Music

Bright Eyes' 'Down in the Weeds' Is a Return to Form and a Statement of Hope

Bright Eyes may not technically be emo, but they are transcendently expressive, beatifically melancholic. Down in the Weeds is just the statement of grounding that we need as a respite from the churning chaos around us.

Film

Audrey Hepburn + Rome = Grace, Class, and Beauty

William Wyler's Roman Holiday crosses the postcard genre with a hardy trope: Old World royalty seeks escape from stuffy, ritual-bound, lives for a fling with the modern world, especially with Americans.

Music

Colombia's Simón Mejía Plugs Into the Natural World on 'Mirla'
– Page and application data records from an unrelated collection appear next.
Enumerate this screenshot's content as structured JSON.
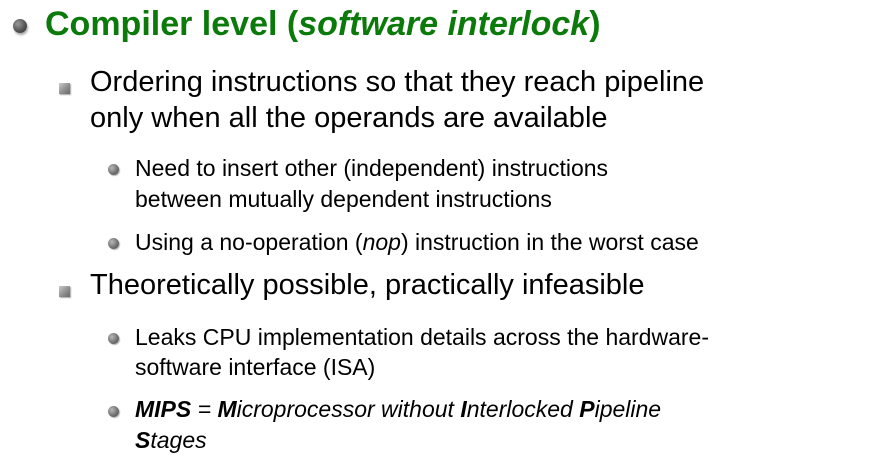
{
  "heading": {
    "prefix": "Compiler level (",
    "emphasis": "software interlock",
    "suffix": ")"
  },
  "points": [
    {
      "lines": [
        "Ordering instructions so that they reach pipeline",
        "only when all the operands are available"
      ],
      "subpoints": [
        {
          "lines": [
            "Need to insert other (independent) instructions",
            "between mutually dependent instructions"
          ]
        },
        {
          "prefix": "Using a no-operation (",
          "emphasis": "nop",
          "suffix": ") instruction in the worst case"
        }
      ]
    },
    {
      "lines": [
        "Theoretically possible, practically infeasible"
      ],
      "subpoints": [
        {
          "lines": [
            "Leaks CPU implementation details across the hardware-",
            "software interface (ISA)"
          ]
        },
        {
          "mips": {
            "term": "MIPS",
            "equals": " = ",
            "m": "M",
            "m_rest": "icroprocessor without ",
            "i": "I",
            "i_rest": "nterlocked ",
            "p": "P",
            "p_rest": "ipeline",
            "s": "S",
            "s_rest": "tages"
          }
        }
      ]
    }
  ]
}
Bomba Estéreo founder Simón Mejía electrifies nature for a different kind of jungle music on his debut solo album, Mirla.

Music

The Flaming Lips Reimagine Tom Petty's Life in Oklahoma on 'American Head'

The Flaming Lips' American Head is a trip, a journey to the past that one doesn't want to return to but never wants to forget.

Music

Tim Bowness of No-Man Discusses Thematic Ambition Amongst Social Division

With the release of his seventh solo album, Late Night Laments, Tim Bowness explores global tensions and considers how musicians can best foster mutual understanding in times of social unrest.

Music

Angel Olsen Creates a 'Whole New Mess'

No one would call Angel Olsen's Whole New Mess a pretty album. It's much too stark. But there's something riveting about the way Olsen coos to herself that's soft and comforting.

Film

What 'O Brother, Where Art Thou?' Gets Right (and Wrong) About America

Telling the tale of the cyclops through the lens of high and low culture, in O'Brother, Where Art Thou? the Coens hammer home a fatalistic criticism about the ways that commerce, violence, and cosmetic Christianity prevail in American society .

Music

Masma Dream World Go Global and Trippy on "Sundown Forest" (premiere)

Dancer, healer, musician Devi Mambouka shares the trippy "Sundown Forest", which takes listeners deep into the subconscious and onto a healing path.

Music

Alright Alright's "Don't Worry" Is an Ode for Unity in Troubling Times (premiere)

Alright Alright's "Don't Worry" is a gentle, prayerful tune that depicts the heart of their upcoming album, Crucible.

Music

'What a Fantastic Death Abyss': David Bowie's 'Outside' at 25

David Bowie's Outside signaled the end of him as a slick pop star and his reintroduction as a ragged-edged arty agitator.

Music

Dream Folk's Wolf & Moon Awaken the Senses with "Eyes Closed" (premiere)

Berlin's Wolf & Moon are an indie folk duo with a dream pop streak. "Eyes Closed" highlights this aspect as the act create a deep sense of atmosphere and mood with the most minimal of tools.

Television

Ranking the Seasons of 'The Wire'

Years after its conclusion, The Wire continues to top best-of-TV lists. With each season's unique story arc, each viewer is likely to have favorites.

Film

Paul Reni's Silent Film 'The Man Who Laughs' Is Serious Cinema

There's so much tragedy present, so many skullduggeries afoot, and so many cruel and vindictive characters in attendance that a sad and heartbreaking ending seems to be an obvious given in Paul Reni's silent film, The Man Who Laughs.

Music

The Grahams Tell Their Daughter "Don't Give Your Heart Away" (premiere)

The Grahams' sweet-sounding "Don't Give Your Heart Away" is rooted in struggle, inspired by the couples' complicated journey leading up to their daughter's birth.


Reviews
Collapse Expand Reviews



Features
Collapse Expand Features

PM Picks
Collapse Expand Pm Picks

© 1999-2020 PopMatters.com. All rights reserved.
PopMatters is wholly independent, women-owned and operated.